Wherever there is a sound, something is moving to make that sound. It is a to-and-fro movement that makes sound. Scientists have a name for this kind of movement. It is called vibration. Things can vibrate without making a sound (such as vibrating your hand like a fan). In order for you to hear a sound, something must vibrate between about sixteen times a second and about twenty thousand times a second. The number of times which an object vibrates in a second is called its frequency. A frequency of twenty-five means that something is vibrating twenty-five times a second.

Sometimes an object vibrates so fast that you cannot hear it. If an object has a frequency of over 20,000, you will not hear it. Such very fast vibrations are called ultrasonic vibrations. A dog is able to hear frequencies up to 40,000. Some people can hear better than others.
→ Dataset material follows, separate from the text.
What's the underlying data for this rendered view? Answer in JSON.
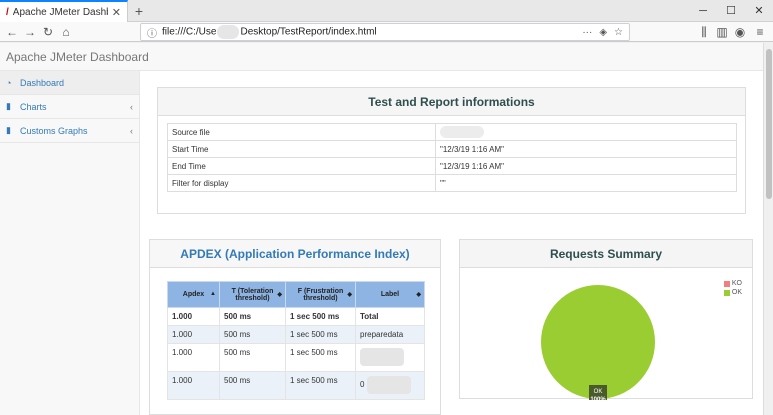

Your vocal chords vibrate inside your throat when you hum, speak, or sing. Sounds have different pitches, ranging from high to low (such as humming a high note or low note). The higher the pitch of the sound, the faster the vibrations that make the sound. The lower the pitch, the slower the vibrations. In order to change the pitch, the speed of the vibrations must change. A thicker object will vibrate slower, or less frequently, than a thinner object of the same length and the same material. The thicker object produces a lower sound than the thinner object. When two objects are of the same thickness, the shorter object has the higher pitch. The tightness of a vibrating object helps determine its pitch. This tightness or looseness is called tension.

When something vibrates in the air, it makes waves. The waves travel through the air. Sound waves are carried by the air. No air means no sound waves. Sound waves must travel through some substance. The vibrations are passed along through the air from molecule to molecule. This movement of molecules, to and fro, is a sound wave.

Sound travels better through a solid. The molecules of a solid are close together. So molecules can bump each other more easily. If molecules bump more easily, they can carry sound better.

It is the molecules in air that pass the vibrations along. Molecules next to the vibrating object are pushed by the object as it vibrates. Those molecules push the molecules next to them. So the push is passed along from one molecule to the next. Each molecule moves back and forth in its place as it passes the vibration along. What if the molecules could not move? The sound would not be passed along. There would be no sound waves.

An echo happens when sound waves bounce. One thing that is needed for an echo is something for sound to bounce off. If molecules did not bounce, there would be no echoes. If molecules were not able to move fast or slowly, there would be no difference in pitch.

### How Fast is Sound?

It takes time for sound to travel. After many investigations and experiments, scientists have measured the speed of sound. Sound travels about 1,100 feet in one second of time. That’s about as long as four football fields. If you say “hello” to a wall close to you, the sound does bounce from the wall. But it goes to the wall and returns to you in so little time that you cannot make it out. You cannot hear an echo from a close wall, even though sound waves bounce from it.

### Controlling Noise

Now that we know what sound is and how it behaves, we can control it better. If we do not want the molecules of a sound wave to bounce off a wall, we hang soft curtains on the wall. The moving molecules in the air sink in among the molecules of cloth and do not bounce. We say that the cloth absorbs the sound. The cloths are porous. They contain many dead air spaces which stop or absorb sound waves. Materials are different in their ability to absorb sound waves. The more porous the material, the better the sound waves are absorbed.

There are other ways of controlling noise. Planning the location of a building is one way. Sometimes bushes are planted to act as sound-wave absorbers. Floors of rubber or cork tile absorb sound waves. A door with a control on it closes the door quietly and slowly. Manufacturers of heating systems find it easier to sell heating systems that work quietly.

### Hearing Sound

When sound waves reach your ear, they push against the eardrum and make it vibrate. The eardrum is made of thin material called a membrane. When the eardrum vibrates, the vibration passes along three tiny bones into a special fluid in your ear. The waves in this fluid travel along to nerve endings. Then the nerve endings send messages to the brain. Your brain receives these messages and gives meaning to them. You actually hear sounds with your brain. Your ear and nerves act as a road to the brain to make hearing possible. The louder the sound is, the stronger the sound waves were produced in the air. The stronger the sound waves in the air, the harder they push against your eardrums. The harder they push, the louder the sound you hear. Strong sound waves can be heard farther away than weak ones.

### Measuring the Volume of Sound

The unit used to measure the loudness of sound is a decibel. The number of decibels depends on how loud a sound is. If the sound is loud, the decibel number is high.

Here are some common sounds with their approximate decibel measurements:

 Rustle of leaves 9 decibels Whisper 15 decibels Quiet home 25 decibels Passing train 90 decibels Airplane engine 110 decibels Thunder 118 decibels

Would you say that a passing train is only six times louder than a whisper? Common sense will tell you that the train is many times louder than that. You cannot compare decibels as you would some other units of measurement. Decibels have a different method of comparison.